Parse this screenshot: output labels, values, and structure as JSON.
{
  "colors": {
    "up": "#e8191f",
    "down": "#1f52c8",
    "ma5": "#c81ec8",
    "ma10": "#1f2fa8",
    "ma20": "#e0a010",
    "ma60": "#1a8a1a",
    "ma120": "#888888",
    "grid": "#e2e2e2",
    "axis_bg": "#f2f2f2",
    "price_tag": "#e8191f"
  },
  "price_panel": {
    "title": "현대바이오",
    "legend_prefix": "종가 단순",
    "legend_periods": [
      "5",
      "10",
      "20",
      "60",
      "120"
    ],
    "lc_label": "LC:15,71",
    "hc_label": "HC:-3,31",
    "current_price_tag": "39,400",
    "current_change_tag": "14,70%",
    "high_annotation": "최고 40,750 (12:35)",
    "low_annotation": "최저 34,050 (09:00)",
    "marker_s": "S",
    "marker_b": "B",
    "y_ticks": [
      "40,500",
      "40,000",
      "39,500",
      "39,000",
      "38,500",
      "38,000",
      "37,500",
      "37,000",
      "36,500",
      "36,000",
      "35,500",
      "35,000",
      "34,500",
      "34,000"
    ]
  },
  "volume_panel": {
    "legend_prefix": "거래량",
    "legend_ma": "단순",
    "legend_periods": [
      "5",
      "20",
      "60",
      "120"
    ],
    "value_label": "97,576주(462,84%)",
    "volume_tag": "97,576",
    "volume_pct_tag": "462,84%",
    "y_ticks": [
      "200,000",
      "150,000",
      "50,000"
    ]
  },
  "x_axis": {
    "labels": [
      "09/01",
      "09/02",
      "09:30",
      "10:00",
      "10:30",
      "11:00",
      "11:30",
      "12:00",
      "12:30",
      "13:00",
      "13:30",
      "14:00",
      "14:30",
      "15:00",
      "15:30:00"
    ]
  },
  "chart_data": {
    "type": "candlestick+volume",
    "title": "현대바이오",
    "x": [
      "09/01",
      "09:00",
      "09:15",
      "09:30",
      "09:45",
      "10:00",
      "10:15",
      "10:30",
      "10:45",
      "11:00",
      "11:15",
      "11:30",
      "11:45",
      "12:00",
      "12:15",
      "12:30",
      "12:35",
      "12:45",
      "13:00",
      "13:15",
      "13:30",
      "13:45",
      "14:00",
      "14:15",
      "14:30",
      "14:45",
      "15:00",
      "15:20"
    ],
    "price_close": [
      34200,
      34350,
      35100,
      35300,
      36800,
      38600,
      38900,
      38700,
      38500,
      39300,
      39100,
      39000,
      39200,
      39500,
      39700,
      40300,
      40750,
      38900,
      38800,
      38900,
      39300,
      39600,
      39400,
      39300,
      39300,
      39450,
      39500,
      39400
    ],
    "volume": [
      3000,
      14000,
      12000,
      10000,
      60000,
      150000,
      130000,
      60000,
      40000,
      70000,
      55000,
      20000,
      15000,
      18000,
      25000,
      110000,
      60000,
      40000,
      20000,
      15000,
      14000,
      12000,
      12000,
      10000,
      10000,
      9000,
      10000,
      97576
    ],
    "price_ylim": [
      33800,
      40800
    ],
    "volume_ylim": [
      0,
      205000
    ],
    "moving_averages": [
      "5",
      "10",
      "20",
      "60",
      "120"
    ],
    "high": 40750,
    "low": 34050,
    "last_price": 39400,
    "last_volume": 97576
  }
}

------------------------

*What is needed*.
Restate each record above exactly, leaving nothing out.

*Worked solution*.
Parse this screenshot: output labels, values, and structure as JSON.
{
  "colors": {
    "up": "#e8191f",
    "down": "#1f52c8",
    "ma5": "#c81ec8",
    "ma10": "#1f2fa8",
    "ma20": "#e0a010",
    "ma60": "#1a8a1a",
    "ma120": "#888888",
    "grid": "#e2e2e2",
    "axis_bg": "#f2f2f2",
    "price_tag": "#e8191f"
  },
  "price_panel": {
    "title": "현대바이오",
    "legend_prefix": "종가 단순",
    "legend_periods": [
      "5",
      "10",
      "20",
      "60",
      "120"
    ],
    "lc_label": "LC:15,71",
    "hc_label": "HC:-3,31",
    "current_price_tag": "39,400",
    "current_change_tag": "14,70%",
    "high_annotation": "최고 40,750 (12:35)",
    "low_annotation": "최저 34,050 (09:00)",
    "marker_s": "S",
    "marker_b": "B",
    "y_ticks": [
      "40,500",
      "40,000",
      "39,500",
      "39,000",
      "38,500",
      "38,000",
      "37,500",
      "37,000",
      "36,500",
      "36,000",
      "35,500",
      "35,000",
      "34,500",
      "34,000"
    ]
  },
  "volume_panel": {
    "legend_prefix": "거래량",
    "legend_ma": "단순",
    "legend_periods": [
      "5",
      "20",
      "60",
      "120"
    ],
    "value_label": "97,576주(462,84%)",
    "volume_tag": "97,576",
    "volume_pct_tag": "462,84%",
    "y_ticks": [
      "200,000",
      "150,000",
      "50,000"
    ]
  },
  "x_axis": {
    "labels": [
      "09/01",
      "09/02",
      "09:30",
      "10:00",
      "10:30",
      "11:00",
      "11:30",
      "12:00",
      "12:30",
      "13:00",
      "13:30",
      "14:00",
      "14:30",
      "15:00",
      "15:30:00"
    ]
  },
  "chart_data": {
    "type": "candlestick+volume",
    "title": "현대바이오",
    "x": [
      "09/01",
      "09:00",
      "09:15",
      "09:30",
      "09:45",
      "10:00",
      "10:15",
      "10:30",
      "10:45",
      "11:00",
      "11:15",
      "11:30",
      "11:45",
      "12:00",
      "12:15",
      "12:30",
      "12:35",
      "12:45",
      "13:00",
      "13:15",
      "13:30",
      "13:45",
      "14:00",
      "14:15",
      "14:30",
      "14:45",
      "15:00",
      "15:20"
    ],
    "price_close": [
      34200,
      34350,
      35100,
      35300,
      36800,
      38600,
      38900,
      38700,
      38500,
      39300,
      39100,
      39000,
      39200,
      39500,
      39700,
      40300,
      40750,
      38900,
      38800,
      38900,
      39300,
      39600,
      39400,
      39300,
      39300,
      39450,
      39500,
      39400
    ],
    "volume": [
      3000,
      14000,
      12000,
      10000,
      60000,
      150000,
      130000,
      60000,
      40000,
      70000,
      55000,
      20000,
      15000,
      18000,
      25000,
      110000,
      60000,
      40000,
      20000,
      15000,
      14000,
      12000,
      12000,
      10000,
      10000,
      9000,
      10000,
      97576
    ],
    "price_ylim": [
      33800,
      40800
    ],
    "volume_ylim": [
      0,
      205000
    ],
    "moving_averages": [
      "5",
      "10",
      "20",
      "60",
      "120"
    ],
    "high": 40750,
    "low": 34050,
    "last_price": 39400,
    "last_volume": 97576
  }
}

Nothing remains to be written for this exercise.